As a family brings a legal challenge to the £500 limit, the treatment of mothers in violent relationships is brought into sharp relief

Lisa Longstaff theguardian.com, Tuesday 28 January 2014 11.11 GMT

Today a legal challenge to the benefit cap will be brought by three families, two of them victims of domestic violence, in the court of appeal. The benefit cap has wide implications. Solicitor Rebekah Carrier describes it as “catastrophic, cruel and arbitrary”. The cap limits a family’s total benefits to £500 a week (including child benefit) and mothers and children can be left destitute after paying extortionate rents, even for social housing and refuges. As a result, many may be trapped, unable to leave their home and tied to the income of a violent partner. Women Against Rape have issued a petition to end it.

One family, a mother and three daughters, was in refuges and temporary accommodation, moving six times before they could safely return home. If they lose this appeal, they may be left, after rent, with no food money (emergency payments from the local authority are discretionary and temporary), and this by itself is a reason that children can be taken into care. For now mother and children are together. But for how long?
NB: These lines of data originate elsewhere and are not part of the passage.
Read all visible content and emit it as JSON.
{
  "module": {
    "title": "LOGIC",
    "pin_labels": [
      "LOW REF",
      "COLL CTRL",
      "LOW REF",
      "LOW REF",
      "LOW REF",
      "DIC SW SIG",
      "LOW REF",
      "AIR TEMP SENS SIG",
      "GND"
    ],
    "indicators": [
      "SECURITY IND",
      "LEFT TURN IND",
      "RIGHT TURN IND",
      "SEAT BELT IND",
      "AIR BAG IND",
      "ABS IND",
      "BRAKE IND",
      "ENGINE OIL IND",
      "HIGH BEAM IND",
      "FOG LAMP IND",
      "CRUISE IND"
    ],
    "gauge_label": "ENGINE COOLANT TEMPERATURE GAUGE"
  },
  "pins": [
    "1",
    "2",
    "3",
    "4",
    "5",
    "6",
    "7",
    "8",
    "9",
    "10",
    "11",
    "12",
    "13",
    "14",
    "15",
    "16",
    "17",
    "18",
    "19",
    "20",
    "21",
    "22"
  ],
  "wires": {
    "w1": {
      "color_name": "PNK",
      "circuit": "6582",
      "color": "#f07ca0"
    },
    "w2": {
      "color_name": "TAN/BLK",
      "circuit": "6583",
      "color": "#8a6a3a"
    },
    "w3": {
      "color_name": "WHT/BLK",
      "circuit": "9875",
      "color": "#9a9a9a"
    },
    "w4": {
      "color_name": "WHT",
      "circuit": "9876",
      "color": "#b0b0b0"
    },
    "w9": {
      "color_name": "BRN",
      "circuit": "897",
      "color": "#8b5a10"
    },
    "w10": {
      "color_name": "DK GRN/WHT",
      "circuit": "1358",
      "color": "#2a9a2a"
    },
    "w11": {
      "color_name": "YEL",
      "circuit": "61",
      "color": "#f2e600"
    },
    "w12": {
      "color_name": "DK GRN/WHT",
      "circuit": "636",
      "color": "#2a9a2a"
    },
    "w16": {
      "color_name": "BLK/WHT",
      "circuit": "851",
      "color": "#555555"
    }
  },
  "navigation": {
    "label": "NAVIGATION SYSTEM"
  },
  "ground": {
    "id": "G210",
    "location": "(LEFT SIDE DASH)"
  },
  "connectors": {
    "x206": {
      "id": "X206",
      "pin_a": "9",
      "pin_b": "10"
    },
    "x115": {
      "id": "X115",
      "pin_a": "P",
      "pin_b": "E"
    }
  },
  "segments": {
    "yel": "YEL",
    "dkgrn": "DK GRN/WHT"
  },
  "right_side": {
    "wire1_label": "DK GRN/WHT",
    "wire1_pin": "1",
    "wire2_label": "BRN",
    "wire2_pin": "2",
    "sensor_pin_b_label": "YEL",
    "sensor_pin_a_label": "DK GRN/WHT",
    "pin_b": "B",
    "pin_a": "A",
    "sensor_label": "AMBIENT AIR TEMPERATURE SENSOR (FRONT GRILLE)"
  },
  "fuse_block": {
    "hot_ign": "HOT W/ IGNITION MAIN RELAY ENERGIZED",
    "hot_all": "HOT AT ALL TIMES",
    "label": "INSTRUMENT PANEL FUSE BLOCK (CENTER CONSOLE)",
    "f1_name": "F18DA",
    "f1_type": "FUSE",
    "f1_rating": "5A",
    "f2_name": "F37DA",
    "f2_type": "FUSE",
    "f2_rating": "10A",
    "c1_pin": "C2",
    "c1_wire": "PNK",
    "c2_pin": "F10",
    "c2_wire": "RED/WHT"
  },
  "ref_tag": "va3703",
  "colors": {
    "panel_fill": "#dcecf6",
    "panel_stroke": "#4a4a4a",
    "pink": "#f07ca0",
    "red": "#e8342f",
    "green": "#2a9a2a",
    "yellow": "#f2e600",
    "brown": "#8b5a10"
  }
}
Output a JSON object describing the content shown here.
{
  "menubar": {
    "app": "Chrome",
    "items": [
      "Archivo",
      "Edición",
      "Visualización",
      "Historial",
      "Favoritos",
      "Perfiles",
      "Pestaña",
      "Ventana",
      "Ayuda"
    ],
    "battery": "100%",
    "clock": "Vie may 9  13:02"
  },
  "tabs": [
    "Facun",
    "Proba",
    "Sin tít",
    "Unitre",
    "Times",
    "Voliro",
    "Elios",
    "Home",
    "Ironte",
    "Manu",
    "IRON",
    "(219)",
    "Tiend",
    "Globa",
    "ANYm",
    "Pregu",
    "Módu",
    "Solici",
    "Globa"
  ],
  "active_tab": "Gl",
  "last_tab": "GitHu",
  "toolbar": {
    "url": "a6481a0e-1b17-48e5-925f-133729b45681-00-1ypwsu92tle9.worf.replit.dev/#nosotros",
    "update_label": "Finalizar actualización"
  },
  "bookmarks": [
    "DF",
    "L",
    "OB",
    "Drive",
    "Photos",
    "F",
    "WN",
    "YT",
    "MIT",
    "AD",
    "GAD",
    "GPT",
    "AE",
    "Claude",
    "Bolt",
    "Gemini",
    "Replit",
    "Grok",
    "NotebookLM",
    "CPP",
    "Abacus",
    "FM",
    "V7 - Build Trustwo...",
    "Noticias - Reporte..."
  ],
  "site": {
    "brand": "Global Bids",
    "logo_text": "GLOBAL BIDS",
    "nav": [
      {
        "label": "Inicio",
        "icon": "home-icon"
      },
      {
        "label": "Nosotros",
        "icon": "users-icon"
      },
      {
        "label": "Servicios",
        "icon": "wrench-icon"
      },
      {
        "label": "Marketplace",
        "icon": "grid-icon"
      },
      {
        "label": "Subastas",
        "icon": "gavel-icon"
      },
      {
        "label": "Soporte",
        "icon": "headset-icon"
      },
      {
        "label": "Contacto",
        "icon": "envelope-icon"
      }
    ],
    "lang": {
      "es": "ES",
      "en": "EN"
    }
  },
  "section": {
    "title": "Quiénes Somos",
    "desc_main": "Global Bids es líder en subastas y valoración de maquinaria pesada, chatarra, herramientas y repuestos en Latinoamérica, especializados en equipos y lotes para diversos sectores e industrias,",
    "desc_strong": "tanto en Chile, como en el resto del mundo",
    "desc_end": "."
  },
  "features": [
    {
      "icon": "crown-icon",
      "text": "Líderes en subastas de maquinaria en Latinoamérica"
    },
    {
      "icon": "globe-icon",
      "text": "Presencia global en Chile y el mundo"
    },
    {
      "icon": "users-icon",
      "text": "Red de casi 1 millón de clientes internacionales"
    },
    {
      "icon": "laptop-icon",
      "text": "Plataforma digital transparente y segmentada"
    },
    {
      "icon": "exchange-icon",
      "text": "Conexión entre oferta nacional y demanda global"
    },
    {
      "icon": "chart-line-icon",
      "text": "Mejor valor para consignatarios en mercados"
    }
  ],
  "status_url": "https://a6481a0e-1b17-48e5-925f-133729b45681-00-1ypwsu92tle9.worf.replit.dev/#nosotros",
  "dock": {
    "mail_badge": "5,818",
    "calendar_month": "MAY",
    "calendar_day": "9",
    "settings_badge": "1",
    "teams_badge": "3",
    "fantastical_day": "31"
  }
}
Domestic violence is commonly used to take children away from their mothers. Cathy Ashley, chief executive of the charity Family Rights Group (FRG), has said: “Our data tells us … that the state’s way of dealing with domestic violence is often to end up with a child being made subject to child protection plans.” The FRG documents that domestic violence – not parental mental illness, drugs or alcohol – is now the main reason children are taken from their mothers. No one so far, except grief-stricken mothers, has called this forced separation for what it is: state child abuse. Continue reading